### [EXERCISE DESCRIPTION]
Print the listing below exactly, leaving nothing out.

### [DATA TO USE]
▬▬▬
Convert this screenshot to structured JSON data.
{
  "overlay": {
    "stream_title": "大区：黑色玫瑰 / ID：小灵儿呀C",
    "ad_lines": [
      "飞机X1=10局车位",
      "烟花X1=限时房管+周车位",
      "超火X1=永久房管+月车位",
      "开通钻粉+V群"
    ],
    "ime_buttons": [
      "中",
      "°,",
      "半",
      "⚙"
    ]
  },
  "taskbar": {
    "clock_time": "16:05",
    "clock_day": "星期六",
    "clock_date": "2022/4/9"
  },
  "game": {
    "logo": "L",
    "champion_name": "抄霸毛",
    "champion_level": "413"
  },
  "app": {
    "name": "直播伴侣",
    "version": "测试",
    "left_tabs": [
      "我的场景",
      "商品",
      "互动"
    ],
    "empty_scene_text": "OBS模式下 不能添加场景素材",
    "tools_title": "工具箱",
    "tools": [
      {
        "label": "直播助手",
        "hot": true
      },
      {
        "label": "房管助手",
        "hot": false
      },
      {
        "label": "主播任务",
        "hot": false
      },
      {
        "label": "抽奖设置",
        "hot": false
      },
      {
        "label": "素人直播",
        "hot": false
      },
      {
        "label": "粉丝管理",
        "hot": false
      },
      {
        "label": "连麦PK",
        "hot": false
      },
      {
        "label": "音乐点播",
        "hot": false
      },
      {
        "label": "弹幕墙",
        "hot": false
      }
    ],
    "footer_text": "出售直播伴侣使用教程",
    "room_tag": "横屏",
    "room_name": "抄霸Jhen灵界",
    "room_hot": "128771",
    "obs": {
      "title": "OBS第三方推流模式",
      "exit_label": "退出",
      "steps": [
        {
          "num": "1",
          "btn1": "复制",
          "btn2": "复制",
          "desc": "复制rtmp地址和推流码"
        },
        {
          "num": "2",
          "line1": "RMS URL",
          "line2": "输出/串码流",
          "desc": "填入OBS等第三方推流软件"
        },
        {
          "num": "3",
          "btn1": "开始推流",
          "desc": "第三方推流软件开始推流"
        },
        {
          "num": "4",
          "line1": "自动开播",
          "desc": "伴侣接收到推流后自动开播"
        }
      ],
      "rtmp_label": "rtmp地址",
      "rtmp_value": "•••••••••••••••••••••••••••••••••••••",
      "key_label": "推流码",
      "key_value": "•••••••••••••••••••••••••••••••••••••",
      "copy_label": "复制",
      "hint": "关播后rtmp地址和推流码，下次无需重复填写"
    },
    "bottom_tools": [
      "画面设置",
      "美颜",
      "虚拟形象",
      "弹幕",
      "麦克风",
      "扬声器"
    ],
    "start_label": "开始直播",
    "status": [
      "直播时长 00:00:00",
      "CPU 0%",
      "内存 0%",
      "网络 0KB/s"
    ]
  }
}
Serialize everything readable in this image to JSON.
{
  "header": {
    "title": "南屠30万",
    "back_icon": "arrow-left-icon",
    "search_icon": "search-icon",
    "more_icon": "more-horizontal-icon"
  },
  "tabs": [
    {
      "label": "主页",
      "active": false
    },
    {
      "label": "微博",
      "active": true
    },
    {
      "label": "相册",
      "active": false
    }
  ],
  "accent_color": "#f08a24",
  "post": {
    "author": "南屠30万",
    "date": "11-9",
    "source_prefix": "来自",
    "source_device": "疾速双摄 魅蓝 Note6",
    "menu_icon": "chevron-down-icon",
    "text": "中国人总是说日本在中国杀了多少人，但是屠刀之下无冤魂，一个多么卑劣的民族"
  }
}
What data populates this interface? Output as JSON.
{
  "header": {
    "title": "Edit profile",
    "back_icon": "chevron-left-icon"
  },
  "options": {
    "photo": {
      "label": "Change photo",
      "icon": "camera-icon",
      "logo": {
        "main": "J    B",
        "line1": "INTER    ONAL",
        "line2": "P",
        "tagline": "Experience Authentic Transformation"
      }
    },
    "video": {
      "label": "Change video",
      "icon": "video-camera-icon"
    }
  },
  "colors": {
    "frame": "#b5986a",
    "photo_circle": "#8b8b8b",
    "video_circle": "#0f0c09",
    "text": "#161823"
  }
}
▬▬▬
### [ANSWER SPACE]
Convert this screenshot to structured JSON data.
{
  "overlay": {
    "stream_title": "大区：黑色玫瑰 / ID：小灵儿呀C",
    "ad_lines": [
      "飞机X1=10局车位",
      "烟花X1=限时房管+周车位",
      "超火X1=永久房管+月车位",
      "开通钻粉+V群"
    ],
    "ime_buttons": [
      "中",
      "°,",
      "半",
      "⚙"
    ]
  },
  "taskbar": {
    "clock_time": "16:05",
    "clock_day": "星期六",
    "clock_date": "2022/4/9"
  },
  "game": {
    "logo": "L",
    "champion_name": "抄霸毛",
    "champion_level": "413"
  },
  "app": {
    "name": "直播伴侣",
    "version": "测试",
    "left_tabs": [
      "我的场景",
      "商品",
      "互动"
    ],
    "empty_scene_text": "OBS模式下 不能添加场景素材",
    "tools_title": "工具箱",
    "tools": [
      {
        "label": "直播助手",
        "hot": true
      },
      {
        "label": "房管助手",
        "hot": false
      },
      {
        "label": "主播任务",
        "hot": false
      },
      {
        "label": "抽奖设置",
        "hot": false
      },
      {
        "label": "素人直播",
        "hot": false
      },
      {
        "label": "粉丝管理",
        "hot": false
      },
      {
        "label": "连麦PK",
        "hot": false
      },
      {
        "label": "音乐点播",
        "hot": false
      },
      {
        "label": "弹幕墙",
        "hot": false
      }
    ],
    "footer_text": "出售直播伴侣使用教程",
    "room_tag": "横屏",
    "room_name": "抄霸Jhen灵界",
    "room_hot": "128771",
    "obs": {
      "title": "OBS第三方推流模式",
      "exit_label": "退出",
      "steps": [
        {
          "num": "1",
          "btn1": "复制",
          "btn2": "复制",
          "desc": "复制rtmp地址和推流码"
        },
        {
          "num": "2",
          "line1": "RMS URL",
          "line2": "输出/串码流",
          "desc": "填入OBS等第三方推流软件"
        },
        {
          "num": "3",
          "btn1": "开始推流",
          "desc": "第三方推流软件开始推流"
        },
        {
          "num": "4",
          "line1": "自动开播",
          "desc": "伴侣接收到推流后自动开播"
        }
      ],
      "rtmp_label": "rtmp地址",
      "rtmp_value": "•••••••••••••••••••••••••••••••••••••",
      "key_label": "推流码",
      "key_value": "•••••••••••••••••••••••••••••••••••••",
      "copy_label": "复制",
      "hint": "关播后rtmp地址和推流码，下次无需重复填写"
    },
    "bottom_tools": [
      "画面设置",
      "美颜",
      "虚拟形象",
      "弹幕",
      "麦克风",
      "扬声器"
    ],
    "start_label": "开始直播",
    "status": [
      "直播时长 00:00:00",
      "CPU 0%",
      "内存 0%",
      "网络 0KB/s"
    ]
  }
}
Serialize everything readable in this image to JSON.
{
  "header": {
    "title": "南屠30万",
    "back_icon": "arrow-left-icon",
    "search_icon": "search-icon",
    "more_icon": "more-horizontal-icon"
  },
  "tabs": [
    {
      "label": "主页",
      "active": false
    },
    {
      "label": "微博",
      "active": true
    },
    {
      "label": "相册",
      "active": false
    }
  ],
  "accent_color": "#f08a24",
  "post": {
    "author": "南屠30万",
    "date": "11-9",
    "source_prefix": "来自",
    "source_device": "疾速双摄 魅蓝 Note6",
    "menu_icon": "chevron-down-icon",
    "text": "中国人总是说日本在中国杀了多少人，但是屠刀之下无冤魂，一个多么卑劣的民族"
  }
}
What data populates this interface? Output as JSON.
{
  "header": {
    "title": "Edit profile",
    "back_icon": "chevron-left-icon"
  },
  "options": {
    "photo": {
      "label": "Change photo",
      "icon": "camera-icon",
      "logo": {
        "main": "J    B",
        "line1": "INTER    ONAL",
        "line2": "P",
        "tagline": "Experience Authentic Transformation"
      }
    },
    "video": {
      "label": "Change video",
      "icon": "video-camera-icon"
    }
  },
  "colors": {
    "frame": "#b5986a",
    "photo_circle": "#8b8b8b",
    "video_circle": "#0f0c09",
    "text": "#161823"
  }
}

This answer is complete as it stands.